Intramedullary fixation of rib fracture with Kirschner wires (K-wires) has been practiced for over 50 years. However, this technique has neither been analyzed nor advanced to address reported complications of wire migration and cut-out. This biomechanical study evaluated rib fixation with K-wires. It furthermore evaluated a novel rib splint designed to replicate the less-invasive fixation approach of K-wires while avoiding their complications.
The durability, strength and failure modes of rib fracture fixation with K-wires and rib splints were comparatively evaluated in 22 paired human ribs. Fractures in fight ribs were stabilized with stainless steel K-wires of 1.5 mm diameter. Left ribs were stabilized with novel rib splints (MatrixRIB splint, Synthes CMF). These titanium splints had a rectangular cross-section to resist cut-out and a locking screw to prevent migration. All fixation constructs were loaded to 360,000 cycles at five times the respiratory load magnitude to determine durability. Finally, constructs were loaded to failure to determine their residual strength and failure modes.
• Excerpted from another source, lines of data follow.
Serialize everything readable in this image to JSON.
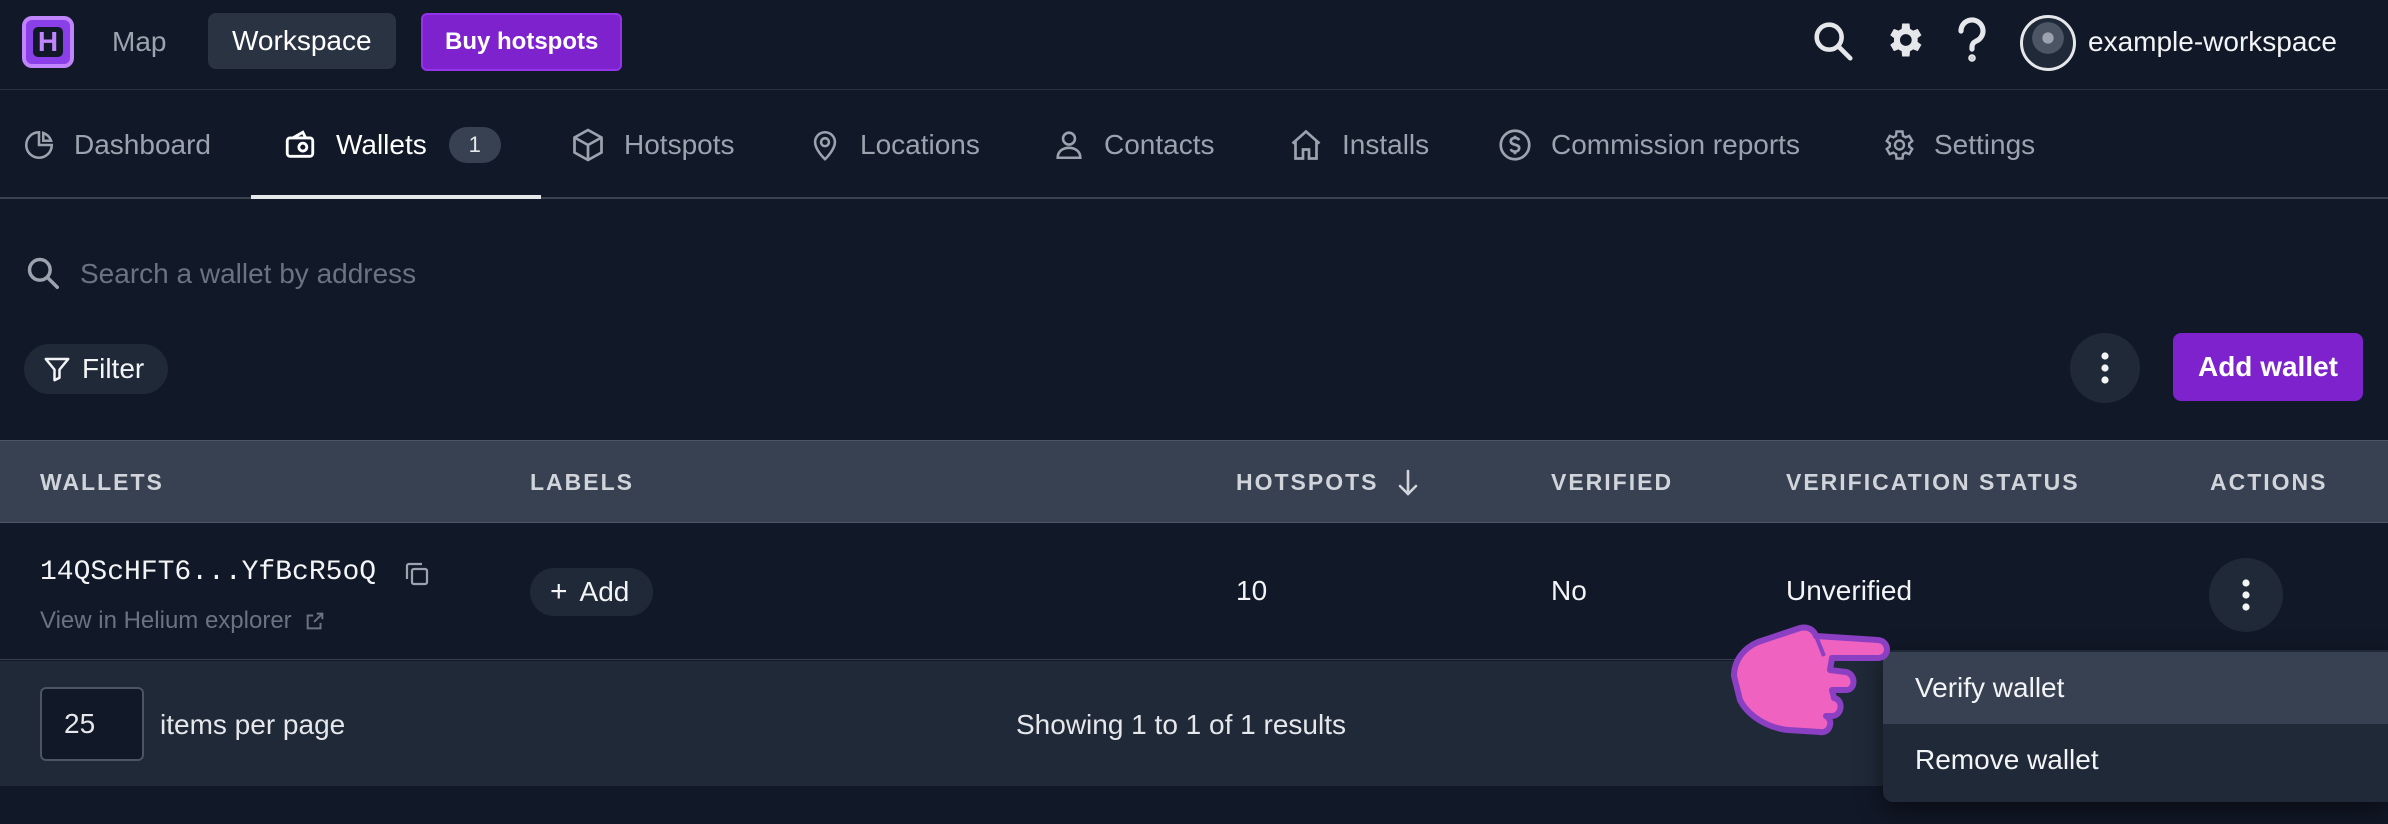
{
  "topbar": {
    "logo_letter": "H",
    "map_label": "Map",
    "workspace_label": "Workspace",
    "buy_label": "Buy hotspots",
    "workspace_name": "example-workspace",
    "icons": [
      "search-icon",
      "gear-icon",
      "help-icon"
    ]
  },
  "tabs": [
    {
      "label": "Dashboard",
      "icon": "pie-chart-icon"
    },
    {
      "label": "Wallets",
      "icon": "wallet-icon",
      "badge": "1",
      "active": true
    },
    {
      "label": "Hotspots",
      "icon": "cube-icon"
    },
    {
      "label": "Locations",
      "icon": "map-pin-icon"
    },
    {
      "label": "Contacts",
      "icon": "user-icon"
    },
    {
      "label": "Installs",
      "icon": "home-icon"
    },
    {
      "label": "Commission reports",
      "icon": "dollar-icon"
    },
    {
      "label": "Settings",
      "icon": "gear-icon"
    }
  ],
  "search": {
    "placeholder": "Search a wallet by address",
    "value": ""
  },
  "toolbar": {
    "filter_label": "Filter",
    "add_wallet_label": "Add wallet"
  },
  "table": {
    "headers": {
      "wallets": "WALLETS",
      "labels": "LABELS",
      "hotspots": "HOTSPOTS",
      "verified": "VERIFIED",
      "verification_status": "VERIFICATION STATUS",
      "actions": "ACTIONS"
    },
    "sort": {
      "column": "hotspots",
      "direction": "descending"
    },
    "rows": [
      {
        "wallet": "14QScHFT6...YfBcR5oQ",
        "explorer_link": "View in Helium explorer",
        "labels_add": "Add",
        "hotspots": "10",
        "verified": "No",
        "verification_status": "Unverified"
      }
    ]
  },
  "pagination": {
    "per_page_value": "25",
    "per_page_label": "items per page",
    "showing": "Showing 1 to 1 of 1 results"
  },
  "row_menu": {
    "items": [
      {
        "label": "Verify wallet",
        "highlighted": true
      },
      {
        "label": "Remove wallet"
      }
    ]
  },
  "colors": {
    "background": "#111827",
    "accent": "#7e22ce",
    "header_bg": "#374151",
    "pointer_hand": "#f062c0"
  }
}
All constructs sustained 360,000 loading cycles. Dynamic loading caused on average three times more subsidence in K-wire constructs (1.2 mm ± 1.4 mm) than in rib splint constructs (0.4 mm ± 0.2 mm, p=0.09). Construct strength after dynamic loading remained 48% greater in rib splint constructs than in K-wire constructs (p=0.001). Six K-wire construct failed by wire bending and five K-wire constructs failed catastrophically by cut-out through the medial cortex, leading to complete loss of stability. Rib splint constructs failed by mild splitting of the medial cortex or splint bending, which elastically recovered into a functional position. All splint constructs retained functional reduction and fixation of rib fractures after failure.
K-wires or rib splints provided sufficient durability to support respiratory loading throughout the healing phase.
Due to their superior strength and absence of catastrophic failure, rib splints can serve as an attractive alternative to K-wires for intramedullary stabilization of rib fractures in flail chest injury.
Michael Bottlang, Grant monies (from industry related sources) The authors received funding from Synthes CMF (West Chester, PA, USA) for the conduct of the presented research.; Consultant fee, speaker bureau, advisory committee, etc. The authors Bottlang, Madey, and Long receive consulting fees from Synthes CMF.; No Product/Research Disclosure Information